The Covid-19 crisis and the political, economic, and social disruptions it has created fundamentally change the traditional context for decision-making. The inequalities, flaws and inconsistencies of multiple systems –from health and finance to energy and education – are also exposed than ever amidst a global connection of concern for lives, livelihoods and the planet. World leaders find themselves at a historic crossroads, accomplishing short-term requirements against medium- and long-term doubts.
COVID-19 offers an excuse to “reset and reshape” the world in a more aligned form with the United Nations 2030 Sustainable Development Goals, as climate change, inequality, and poverty obtained even greater importance during the pandemic. This covers resetting labour markets as more people work remotely, furthering the “future of work”. The reset will encourage work now to develop the Fourth Industrial Revolution by upskilling and reskilling workers.

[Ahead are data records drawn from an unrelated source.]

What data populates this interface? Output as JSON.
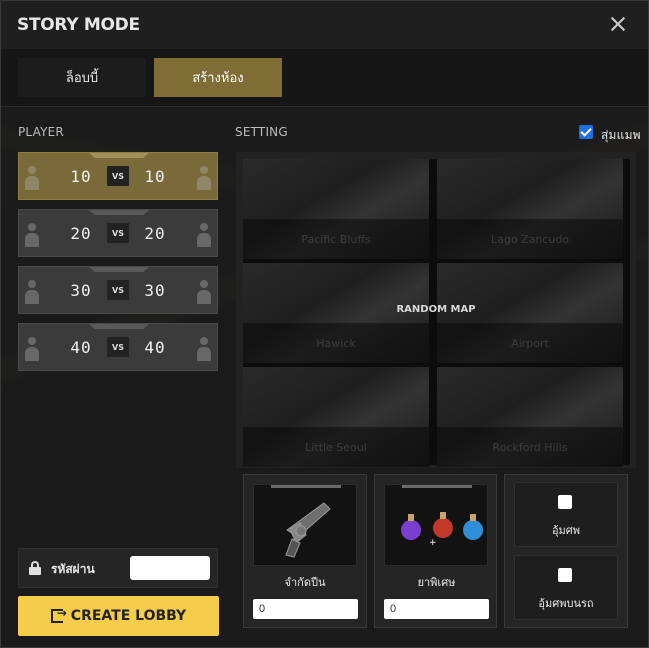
{
  "window": {
    "title": "STORY MODE"
  },
  "tabs": [
    {
      "label": "ล็อบบี้",
      "active": false
    },
    {
      "label": "สร้างห้อง",
      "active": true
    }
  ],
  "player": {
    "label": "PLAYER",
    "options": [
      {
        "left": "10",
        "vs": "VS",
        "right": "10",
        "selected": true
      },
      {
        "left": "20",
        "vs": "VS",
        "right": "20",
        "selected": false
      },
      {
        "left": "30",
        "vs": "VS",
        "right": "30",
        "selected": false
      },
      {
        "left": "40",
        "vs": "VS",
        "right": "40",
        "selected": false
      }
    ]
  },
  "setting": {
    "label": "SETTING",
    "random_label": "สุ่มแมพ",
    "random_checked": true,
    "random_map_text": "RANDOM MAP",
    "maps": [
      "Pacific Bluffs",
      "Lago Zancudo",
      "Hawick",
      "Airport",
      "Little Seoul",
      "Rockford Hills"
    ]
  },
  "options": {
    "gun_limit": {
      "label": "จำกัดปืน",
      "value": "0"
    },
    "potion": {
      "label": "ยาพิเศษ",
      "value": "0"
    },
    "checks": [
      {
        "label": "อุ้มศพ",
        "checked": false
      },
      {
        "label": "อุ้มศพบนรถ",
        "checked": false
      }
    ]
  },
  "password": {
    "label": "รหัสผ่าน",
    "value": ""
  },
  "create_button": {
    "label": "CREATE LOBBY"
  },
  "colors": {
    "accent": "#f6cd4a",
    "selected_tab": "#7f6d35",
    "checkbox": "#1e6fe0"
  }
}
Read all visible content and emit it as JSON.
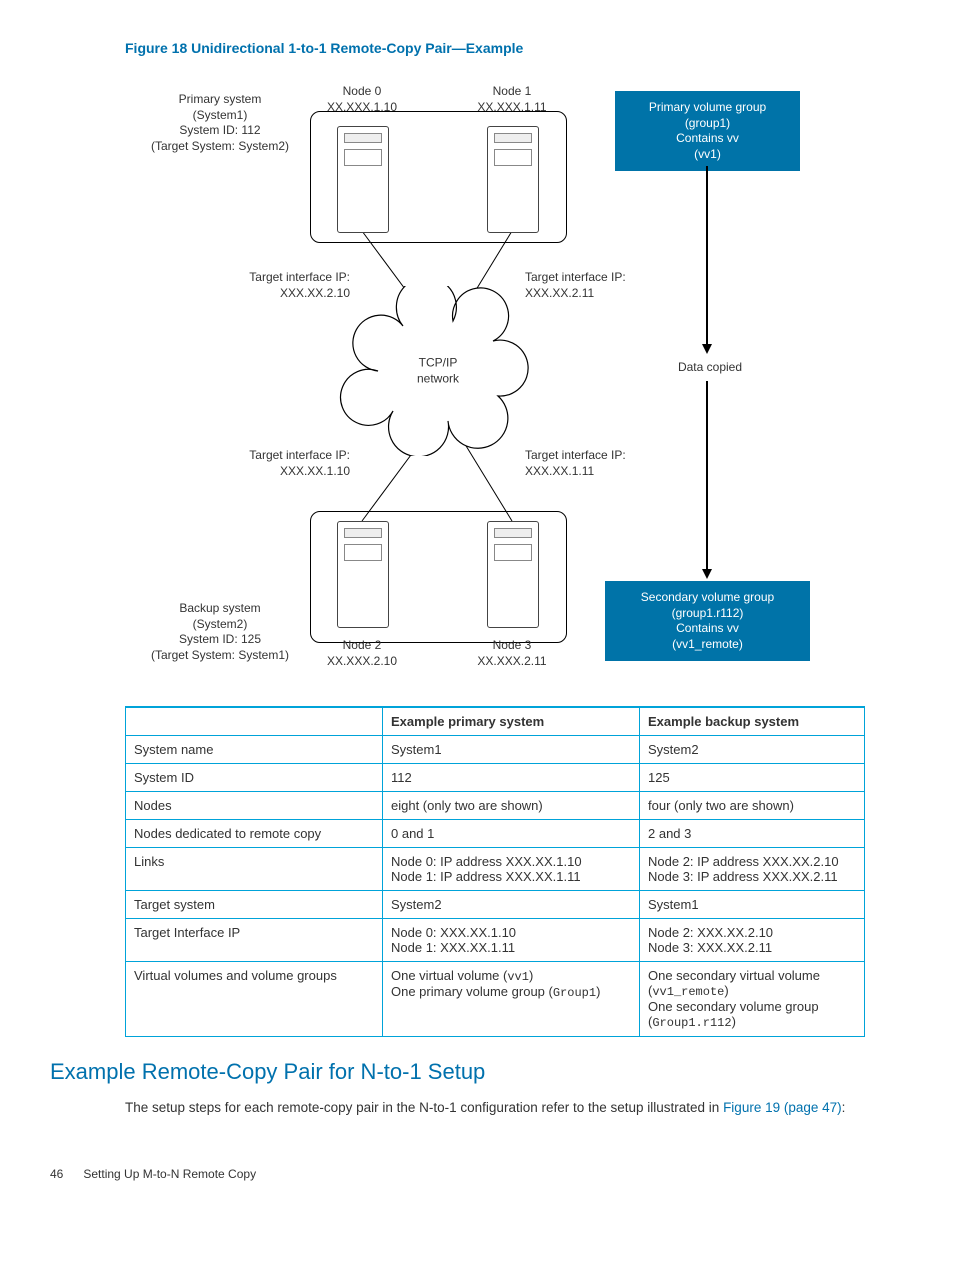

Another post-COVID matter suggested by the WEF is food security, mainly the “risk of disruptions to food supply chains” and the necessity for “global policy coordination” to counter “food protectionism from becoming the post-pandemic new normal.”
There are many reasons for pursuing the Great Reset, but the most important is COVID-19. The pandemic has already killed hundreds of thousands of people, representing one of the worst public health crises in recent history. There have been numerous deaths and casualties across the globe, so the war is far from over.
People who support free markets find the Great Reset nothing less than terrifying. Although our current crony capitalist system has many flaws, granting more power to government agents that created that system and eroding property rights is unnecessary. It is a step in the wrong direction.
Here’s why: COVID-19 is prompting us to reset many of our most basic behaviours. These changes affect our financial system, with an effect that is visible throughout our homes, businesses, and even our workplace.
The world must act collectively and swiftly to repair all aspects of our societies and economies, from education to social contracts and working conditions. From the United States to China, each country must cooperate, and every industry, from energy to technology, must be transformed. Simply put, capitalism needs a ‘Great Reset’.
Those companies that understand and adapt to these new conditions the fastest can gain a significant share of the market and secure their positions. Travel and tourism companies are faced with high levels of uncertainty and volatility when managing their price and customer relationships on a short-term basis while retuning their reservation software to optimise their revenues for a sustainable economic recovery.